Cyberbullying increases risk for self-harm, suicidal behavior
Youth who are victims and, to a lesser extent, perpetrators of cyberbullying are at higher risk for both self-harm and suicidal behaviors than those with no cyberbullying involvement, study findings showed.
“Perpetrators of cyberbullying have a degree of anonymity not possible in traditional bullying, and the potential exposure and embarrassment of the victim is on a larger scale,” Ann John, FFPH, population psychiatry, suicide and informatics, Swansea University Medical School, U.K., and colleagues wrote. “It is possible to victimize a peer within their own home or elsewhere at any time of day or night, and should they remove themselves from the site, the messages often accumulate. This presents new challenges for individuals, families, schools, professionals, researchers and policy makers.”
Researchers performed a systematic review and meta-analysis on the current evidence examining the relationship between cyberbullying involvement — either as a victim or perpetrator — and self-harm and suicidal behaviors in children and young adults aged younger than 25 years using data from MEDLINE, Cochrane, and PsycINFO. In total, 33 studies with outcomes relating to self-harm, suicidal behaviors, suicide attempts and suicidal ideation, covering a population of 156,384 youth, were included in the analysis. All data on prevalence rates of cybervictimization for the total study population were examined.
Twenty-five articles encompassing 115,056 participants identified associations between being a victim of cyberbullying and self-harm or suicidal behaviors, or between cyberbullying others and suicidal behaviors. In addition, three other studies encompassing 44,526 participants that assessed cyberbullying, self-harm or suicidal behaviors measures in combination with traditional bullying and mental health problems, showed negative influences, according to John and colleagues.

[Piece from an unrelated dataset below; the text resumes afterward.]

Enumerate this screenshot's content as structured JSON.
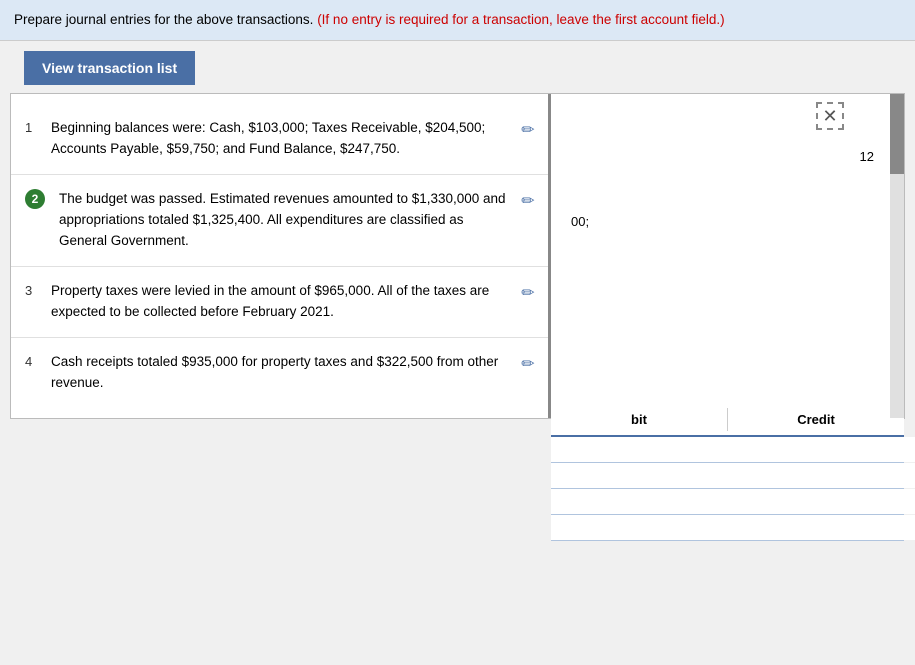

Meta-analyses revealed youth who experienced cybervictimization were more than twice as likely to self-harm (OR = 2.35; 95% CI, 1.65-3.34), exhibit suicidal behaviors (OR = 2.10; 95% CI, 1.73-2.55), have suicidal thoughts (OR = 2.15; 95% CI, 1.7-2.71) and to attempt suicide (OR = 2.57; 95% CI, 1.69-3.9) compared with nonvictims. Furthermore, perpetrators of cyberbullying were more likely to exhibit suicidal behaviors (OR = 1.21; 95% CI, 1.02-1.44) and to have suicidal thoughts (OR = 1.23; 95% CI, 1.1-1.37) than those who did not cyberbully.
“Prevention of cyberbullying should be included in school anti-bullying policies, alongside broader concepts such as digital citizenship, online peer support for victims, how an electronic bystander might appropriately intervene; and more specific interventions such as how to contact mobile phone companies and internet service providers to block, educate, or identify users,” John said in a press release. “Suicide prevention and intervention is essential within any comprehensive anti-bullying program and should incorporate a whole-school approach to include awareness raising and training for staff and pupils.” – by Savannah Demko
Disclosures: The authors report no relevant financial disclosures.